The Mitsui & Co. Environment Fund

Introduction to Grant Projects

Kintaro Club (with participation from the Mitsui & Co. Hokuriku Branch)

Protecting Toyama's forests by creating an environment for the co-existence of humans and forests

Activity grant

Project Description

70% of the Toyama city area is forested, and these forests provide a source of nutrients for Toyama Bay. However, they are falling into disrepair due to the aging of the forest working population and other factors, and there are growing concerns regarding the danger of sediment discharge and a reduction of water recharging functions. This project will collaborate with the government to maintain woodland and bamboo groves, and build model regenerated forests where humans can co-exist easily with wild flora and fauna, based on the principle of 'a healthy environment for people and forest'. This process will also involve training woodland leaders and community building in partnership with local and regional groups. The Mitsui & Co. Hokuriku Branch will participate in the project by providing advice to the management committee, and joining activities such as forest maintenance work, forest surveying, and investigating driftwood damage. The Hokuriku Branch will also facilitate a partnership between Kanazawa University's Noto Peninsula Satoyama Satoumi Nature School, a recipient of a Mitsui & Co. Environment Fund grant in 2006, and universities and local goverment in Toyama, with the aim of implementing integrated woodland restoration activities for the Toyama Bay area, including Toyama and the Noto Peninsula.

Preservation of surface soil and forestsPreservation of biodiversity and ecosystem
Grant year
FY2007 Activity Grants
Grant term
3 years
April 2008 - March 2011
Grant amount
21,000,000 yen
Activity region
Forest areas of Toyama (Toyama city, Oyama, Yatsuo, Osawano, others), Toyama Prefecture, Japan
Maintaining broadleaf forest in Toyama together with local junior high school students

Overview of the Organization

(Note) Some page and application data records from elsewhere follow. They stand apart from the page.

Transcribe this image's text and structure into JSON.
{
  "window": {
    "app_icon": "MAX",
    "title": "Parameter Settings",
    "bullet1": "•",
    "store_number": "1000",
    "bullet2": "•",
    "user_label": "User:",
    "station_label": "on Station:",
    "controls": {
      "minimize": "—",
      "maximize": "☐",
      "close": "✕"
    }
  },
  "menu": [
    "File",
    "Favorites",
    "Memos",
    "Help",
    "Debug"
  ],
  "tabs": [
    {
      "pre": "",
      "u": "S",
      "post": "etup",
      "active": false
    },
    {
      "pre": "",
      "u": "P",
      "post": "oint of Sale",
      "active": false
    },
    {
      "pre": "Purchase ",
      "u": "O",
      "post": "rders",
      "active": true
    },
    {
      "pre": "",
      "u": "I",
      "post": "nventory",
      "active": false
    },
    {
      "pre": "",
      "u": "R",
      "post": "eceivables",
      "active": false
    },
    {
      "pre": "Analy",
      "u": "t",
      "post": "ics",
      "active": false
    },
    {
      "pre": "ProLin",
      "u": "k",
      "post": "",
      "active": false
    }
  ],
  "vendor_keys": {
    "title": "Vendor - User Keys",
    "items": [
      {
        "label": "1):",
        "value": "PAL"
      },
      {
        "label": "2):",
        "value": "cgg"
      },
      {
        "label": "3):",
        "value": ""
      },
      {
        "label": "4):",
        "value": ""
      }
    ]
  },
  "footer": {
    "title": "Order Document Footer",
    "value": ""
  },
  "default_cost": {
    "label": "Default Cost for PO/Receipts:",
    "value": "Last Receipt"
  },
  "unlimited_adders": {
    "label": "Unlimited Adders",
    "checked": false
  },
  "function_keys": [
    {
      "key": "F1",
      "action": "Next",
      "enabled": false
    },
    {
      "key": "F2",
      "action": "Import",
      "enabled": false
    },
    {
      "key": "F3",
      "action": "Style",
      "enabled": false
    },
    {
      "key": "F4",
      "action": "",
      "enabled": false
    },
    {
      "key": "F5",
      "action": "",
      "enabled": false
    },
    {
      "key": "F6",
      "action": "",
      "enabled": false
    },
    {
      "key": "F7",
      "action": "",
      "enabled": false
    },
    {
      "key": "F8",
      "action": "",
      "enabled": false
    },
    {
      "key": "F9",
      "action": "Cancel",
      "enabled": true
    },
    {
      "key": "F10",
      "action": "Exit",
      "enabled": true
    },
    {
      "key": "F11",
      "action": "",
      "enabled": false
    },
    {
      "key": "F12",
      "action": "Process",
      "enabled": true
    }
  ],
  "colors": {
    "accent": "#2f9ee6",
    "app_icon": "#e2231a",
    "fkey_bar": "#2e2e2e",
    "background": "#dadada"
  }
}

Tokuso Saito (President of Toyama University), Chairman
Tokuso Saito (President of Toyama University), Chairman
Establishment purpose
If forests fall into ruin, so will cities. Kintaro Club aims to restore local woodland and build a sustainable circulation of people, goods, and information that will link forests to towns. It also works to cultivate healthy forests, individuals, and towns to contribute to the creation of Toyama city and forests that we can be proud to pass into to the care of future generations.
Main area of activity
Forest areas of Toyama (Toyama city, Oyama, Yatsuo, Osawano, others), Toyama Prefecture, Japan
2 full-time staff members, 1 part-time staff members, 793 full members
Annual operating budget
10.53 million yen in 2006, 8.96 million yen in 2007
Recent activities
  • (1) Advocating and advancing sustainable woodland regeneration.
  • (2) Cultivating individuals who can learn, understand, and work for the forests, and urging a greater appreciation of forests.
  • (3) Researching ways of using forest resources and supporting their implementation.
  • (4) Providing information that helps connect people with forests through a website and the publication of newsletters and periodicals.
  • (5) Buiding a network of people and government agencies working to restore woodland and supporting community building.